Content starts
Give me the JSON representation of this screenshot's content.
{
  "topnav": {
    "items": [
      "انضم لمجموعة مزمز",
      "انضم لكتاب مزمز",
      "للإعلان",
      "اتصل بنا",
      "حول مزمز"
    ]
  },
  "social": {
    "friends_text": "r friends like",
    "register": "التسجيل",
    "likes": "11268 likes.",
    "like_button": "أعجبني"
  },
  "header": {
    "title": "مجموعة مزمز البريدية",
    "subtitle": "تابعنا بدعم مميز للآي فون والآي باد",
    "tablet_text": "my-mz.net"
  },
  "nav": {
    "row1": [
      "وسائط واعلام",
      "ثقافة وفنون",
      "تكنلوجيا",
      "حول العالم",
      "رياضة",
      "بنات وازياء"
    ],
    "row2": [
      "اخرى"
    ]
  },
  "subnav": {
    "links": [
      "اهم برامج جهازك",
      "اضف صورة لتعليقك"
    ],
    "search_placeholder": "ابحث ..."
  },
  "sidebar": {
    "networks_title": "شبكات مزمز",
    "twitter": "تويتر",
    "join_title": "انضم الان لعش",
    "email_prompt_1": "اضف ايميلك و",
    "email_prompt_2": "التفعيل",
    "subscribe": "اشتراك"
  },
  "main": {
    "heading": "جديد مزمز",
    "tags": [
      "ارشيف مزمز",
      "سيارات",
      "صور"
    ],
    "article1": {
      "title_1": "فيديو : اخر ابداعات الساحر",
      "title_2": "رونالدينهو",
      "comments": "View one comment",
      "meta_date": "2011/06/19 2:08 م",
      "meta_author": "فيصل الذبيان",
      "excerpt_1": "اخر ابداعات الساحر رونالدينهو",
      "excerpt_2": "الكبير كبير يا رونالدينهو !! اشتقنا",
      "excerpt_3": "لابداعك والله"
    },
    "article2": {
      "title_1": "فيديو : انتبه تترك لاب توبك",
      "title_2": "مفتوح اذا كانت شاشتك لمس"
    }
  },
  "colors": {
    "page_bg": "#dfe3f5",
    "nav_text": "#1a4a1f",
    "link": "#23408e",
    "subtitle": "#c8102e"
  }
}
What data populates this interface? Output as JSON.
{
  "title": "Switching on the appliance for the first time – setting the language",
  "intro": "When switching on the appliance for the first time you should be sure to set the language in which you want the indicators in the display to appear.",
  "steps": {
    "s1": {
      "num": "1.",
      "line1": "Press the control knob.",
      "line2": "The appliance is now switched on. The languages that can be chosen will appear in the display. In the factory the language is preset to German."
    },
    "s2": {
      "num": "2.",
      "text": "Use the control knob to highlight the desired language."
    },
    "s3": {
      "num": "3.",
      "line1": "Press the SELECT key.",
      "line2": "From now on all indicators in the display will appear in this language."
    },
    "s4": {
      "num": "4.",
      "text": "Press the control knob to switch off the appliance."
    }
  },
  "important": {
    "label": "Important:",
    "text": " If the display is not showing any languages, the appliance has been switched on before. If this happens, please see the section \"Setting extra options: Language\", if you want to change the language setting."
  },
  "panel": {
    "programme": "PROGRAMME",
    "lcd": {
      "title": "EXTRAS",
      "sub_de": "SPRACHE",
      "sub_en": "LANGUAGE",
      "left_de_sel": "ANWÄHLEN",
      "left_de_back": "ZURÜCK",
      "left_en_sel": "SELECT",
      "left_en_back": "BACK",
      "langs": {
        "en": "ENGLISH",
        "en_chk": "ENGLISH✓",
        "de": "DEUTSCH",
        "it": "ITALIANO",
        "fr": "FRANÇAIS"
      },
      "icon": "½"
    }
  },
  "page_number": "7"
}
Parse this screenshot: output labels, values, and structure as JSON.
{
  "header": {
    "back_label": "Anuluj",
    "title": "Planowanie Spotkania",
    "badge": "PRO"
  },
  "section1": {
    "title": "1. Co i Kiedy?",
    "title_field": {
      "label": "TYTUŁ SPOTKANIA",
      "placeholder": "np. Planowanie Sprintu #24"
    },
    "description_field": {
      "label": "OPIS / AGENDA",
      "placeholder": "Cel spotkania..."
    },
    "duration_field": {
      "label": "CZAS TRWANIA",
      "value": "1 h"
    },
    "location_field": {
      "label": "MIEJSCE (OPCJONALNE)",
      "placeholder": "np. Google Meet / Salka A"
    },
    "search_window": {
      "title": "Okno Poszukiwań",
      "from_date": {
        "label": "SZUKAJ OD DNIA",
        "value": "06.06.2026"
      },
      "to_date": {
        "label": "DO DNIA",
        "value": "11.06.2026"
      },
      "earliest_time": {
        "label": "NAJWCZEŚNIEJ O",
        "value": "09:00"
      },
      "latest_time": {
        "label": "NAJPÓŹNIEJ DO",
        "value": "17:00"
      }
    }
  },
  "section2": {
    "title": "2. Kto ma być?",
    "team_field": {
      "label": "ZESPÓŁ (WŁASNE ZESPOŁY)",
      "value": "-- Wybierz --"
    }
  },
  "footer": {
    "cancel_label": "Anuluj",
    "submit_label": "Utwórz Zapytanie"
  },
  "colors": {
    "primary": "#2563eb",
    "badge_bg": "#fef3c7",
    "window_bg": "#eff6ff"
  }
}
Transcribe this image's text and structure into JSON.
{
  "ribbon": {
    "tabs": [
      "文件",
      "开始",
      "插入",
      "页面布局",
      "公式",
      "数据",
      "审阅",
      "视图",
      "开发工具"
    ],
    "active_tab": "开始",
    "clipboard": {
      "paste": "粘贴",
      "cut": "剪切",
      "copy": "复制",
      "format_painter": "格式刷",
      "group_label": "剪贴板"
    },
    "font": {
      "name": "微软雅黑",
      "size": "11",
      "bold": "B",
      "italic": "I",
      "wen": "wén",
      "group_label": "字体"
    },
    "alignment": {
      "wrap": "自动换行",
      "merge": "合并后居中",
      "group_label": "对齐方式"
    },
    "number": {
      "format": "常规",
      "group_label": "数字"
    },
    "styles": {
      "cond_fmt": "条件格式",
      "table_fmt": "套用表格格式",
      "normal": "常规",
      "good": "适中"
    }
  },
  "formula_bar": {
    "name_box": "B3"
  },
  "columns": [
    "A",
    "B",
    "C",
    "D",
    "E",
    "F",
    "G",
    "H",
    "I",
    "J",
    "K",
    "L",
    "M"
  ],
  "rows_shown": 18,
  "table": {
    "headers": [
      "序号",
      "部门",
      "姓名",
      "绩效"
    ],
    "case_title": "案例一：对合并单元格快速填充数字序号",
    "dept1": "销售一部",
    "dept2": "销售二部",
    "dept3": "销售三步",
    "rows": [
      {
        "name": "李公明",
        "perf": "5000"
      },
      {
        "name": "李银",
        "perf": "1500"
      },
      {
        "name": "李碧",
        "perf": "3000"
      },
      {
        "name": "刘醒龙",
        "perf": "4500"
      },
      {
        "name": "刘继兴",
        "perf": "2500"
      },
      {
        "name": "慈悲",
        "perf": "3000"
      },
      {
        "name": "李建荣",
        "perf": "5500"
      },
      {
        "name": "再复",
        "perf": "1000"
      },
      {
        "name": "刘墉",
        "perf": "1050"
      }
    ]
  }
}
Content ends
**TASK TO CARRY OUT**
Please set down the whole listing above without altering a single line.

**OUTPUT FOR THIS EXERCISE**
Give me the JSON representation of this screenshot's content.
{
  "topnav": {
    "items": [
      "انضم لمجموعة مزمز",
      "انضم لكتاب مزمز",
      "للإعلان",
      "اتصل بنا",
      "حول مزمز"
    ]
  },
  "social": {
    "friends_text": "r friends like",
    "register": "التسجيل",
    "likes": "11268 likes.",
    "like_button": "أعجبني"
  },
  "header": {
    "title": "مجموعة مزمز البريدية",
    "subtitle": "تابعنا بدعم مميز للآي فون والآي باد",
    "tablet_text": "my-mz.net"
  },
  "nav": {
    "row1": [
      "وسائط واعلام",
      "ثقافة وفنون",
      "تكنلوجيا",
      "حول العالم",
      "رياضة",
      "بنات وازياء"
    ],
    "row2": [
      "اخرى"
    ]
  },
  "subnav": {
    "links": [
      "اهم برامج جهازك",
      "اضف صورة لتعليقك"
    ],
    "search_placeholder": "ابحث ..."
  },
  "sidebar": {
    "networks_title": "شبكات مزمز",
    "twitter": "تويتر",
    "join_title": "انضم الان لعش",
    "email_prompt_1": "اضف ايميلك و",
    "email_prompt_2": "التفعيل",
    "subscribe": "اشتراك"
  },
  "main": {
    "heading": "جديد مزمز",
    "tags": [
      "ارشيف مزمز",
      "سيارات",
      "صور"
    ],
    "article1": {
      "title_1": "فيديو : اخر ابداعات الساحر",
      "title_2": "رونالدينهو",
      "comments": "View one comment",
      "meta_date": "2011/06/19 2:08 م",
      "meta_author": "فيصل الذبيان",
      "excerpt_1": "اخر ابداعات الساحر رونالدينهو",
      "excerpt_2": "الكبير كبير يا رونالدينهو !! اشتقنا",
      "excerpt_3": "لابداعك والله"
    },
    "article2": {
      "title_1": "فيديو : انتبه تترك لاب توبك",
      "title_2": "مفتوح اذا كانت شاشتك لمس"
    }
  },
  "colors": {
    "page_bg": "#dfe3f5",
    "nav_text": "#1a4a1f",
    "link": "#23408e",
    "subtitle": "#c8102e"
  }
}
What data populates this interface? Output as JSON.
{
  "title": "Switching on the appliance for the first time – setting the language",
  "intro": "When switching on the appliance for the first time you should be sure to set the language in which you want the indicators in the display to appear.",
  "steps": {
    "s1": {
      "num": "1.",
      "line1": "Press the control knob.",
      "line2": "The appliance is now switched on. The languages that can be chosen will appear in the display. In the factory the language is preset to German."
    },
    "s2": {
      "num": "2.",
      "text": "Use the control knob to highlight the desired language."
    },
    "s3": {
      "num": "3.",
      "line1": "Press the SELECT key.",
      "line2": "From now on all indicators in the display will appear in this language."
    },
    "s4": {
      "num": "4.",
      "text": "Press the control knob to switch off the appliance."
    }
  },
  "important": {
    "label": "Important:",
    "text": " If the display is not showing any languages, the appliance has been switched on before. If this happens, please see the section \"Setting extra options: Language\", if you want to change the language setting."
  },
  "panel": {
    "programme": "PROGRAMME",
    "lcd": {
      "title": "EXTRAS",
      "sub_de": "SPRACHE",
      "sub_en": "LANGUAGE",
      "left_de_sel": "ANWÄHLEN",
      "left_de_back": "ZURÜCK",
      "left_en_sel": "SELECT",
      "left_en_back": "BACK",
      "langs": {
        "en": "ENGLISH",
        "en_chk": "ENGLISH✓",
        "de": "DEUTSCH",
        "it": "ITALIANO",
        "fr": "FRANÇAIS"
      },
      "icon": "½"
    }
  },
  "page_number": "7"
}
Parse this screenshot: output labels, values, and structure as JSON.
{
  "header": {
    "back_label": "Anuluj",
    "title": "Planowanie Spotkania",
    "badge": "PRO"
  },
  "section1": {
    "title": "1. Co i Kiedy?",
    "title_field": {
      "label": "TYTUŁ SPOTKANIA",
      "placeholder": "np. Planowanie Sprintu #24"
    },
    "description_field": {
      "label": "OPIS / AGENDA",
      "placeholder": "Cel spotkania..."
    },
    "duration_field": {
      "label": "CZAS TRWANIA",
      "value": "1 h"
    },
    "location_field": {
      "label": "MIEJSCE (OPCJONALNE)",
      "placeholder": "np. Google Meet / Salka A"
    },
    "search_window": {
      "title": "Okno Poszukiwań",
      "from_date": {
        "label": "SZUKAJ OD DNIA",
        "value": "06.06.2026"
      },
      "to_date": {
        "label": "DO DNIA",
        "value": "11.06.2026"
      },
      "earliest_time": {
        "label": "NAJWCZEŚNIEJ O",
        "value": "09:00"
      },
      "latest_time": {
        "label": "NAJPÓŹNIEJ DO",
        "value": "17:00"
      }
    }
  },
  "section2": {
    "title": "2. Kto ma być?",
    "team_field": {
      "label": "ZESPÓŁ (WŁASNE ZESPOŁY)",
      "value": "-- Wybierz --"
    }
  },
  "footer": {
    "cancel_label": "Anuluj",
    "submit_label": "Utwórz Zapytanie"
  },
  "colors": {
    "primary": "#2563eb",
    "badge_bg": "#fef3c7",
    "window_bg": "#eff6ff"
  }
}
Transcribe this image's text and structure into JSON.
{
  "ribbon": {
    "tabs": [
      "文件",
      "开始",
      "插入",
      "页面布局",
      "公式",
      "数据",
      "审阅",
      "视图",
      "开发工具"
    ],
    "active_tab": "开始",
    "clipboard": {
      "paste": "粘贴",
      "cut": "剪切",
      "copy": "复制",
      "format_painter": "格式刷",
      "group_label": "剪贴板"
    },
    "font": {
      "name": "微软雅黑",
      "size": "11",
      "bold": "B",
      "italic": "I",
      "wen": "wén",
      "group_label": "字体"
    },
    "alignment": {
      "wrap": "自动换行",
      "merge": "合并后居中",
      "group_label": "对齐方式"
    },
    "number": {
      "format": "常规",
      "group_label": "数字"
    },
    "styles": {
      "cond_fmt": "条件格式",
      "table_fmt": "套用表格格式",
      "normal": "常规",
      "good": "适中"
    }
  },
  "formula_bar": {
    "name_box": "B3"
  },
  "columns": [
    "A",
    "B",
    "C",
    "D",
    "E",
    "F",
    "G",
    "H",
    "I",
    "J",
    "K",
    "L",
    "M"
  ],
  "rows_shown": 18,
  "table": {
    "headers": [
      "序号",
      "部门",
      "姓名",
      "绩效"
    ],
    "case_title": "案例一：对合并单元格快速填充数字序号",
    "dept1": "销售一部",
    "dept2": "销售二部",
    "dept3": "销售三步",
    "rows": [
      {
        "name": "李公明",
        "perf": "5000"
      },
      {
        "name": "李银",
        "perf": "1500"
      },
      {
        "name": "李碧",
        "perf": "3000"
      },
      {
        "name": "刘醒龙",
        "perf": "4500"
      },
      {
        "name": "刘继兴",
        "perf": "2500"
      },
      {
        "name": "慈悲",
        "perf": "3000"
      },
      {
        "name": "李建荣",
        "perf": "5500"
      },
      {
        "name": "再复",
        "perf": "1000"
      },
      {
        "name": "刘墉",
        "perf": "1050"
      }
    ]
  }
}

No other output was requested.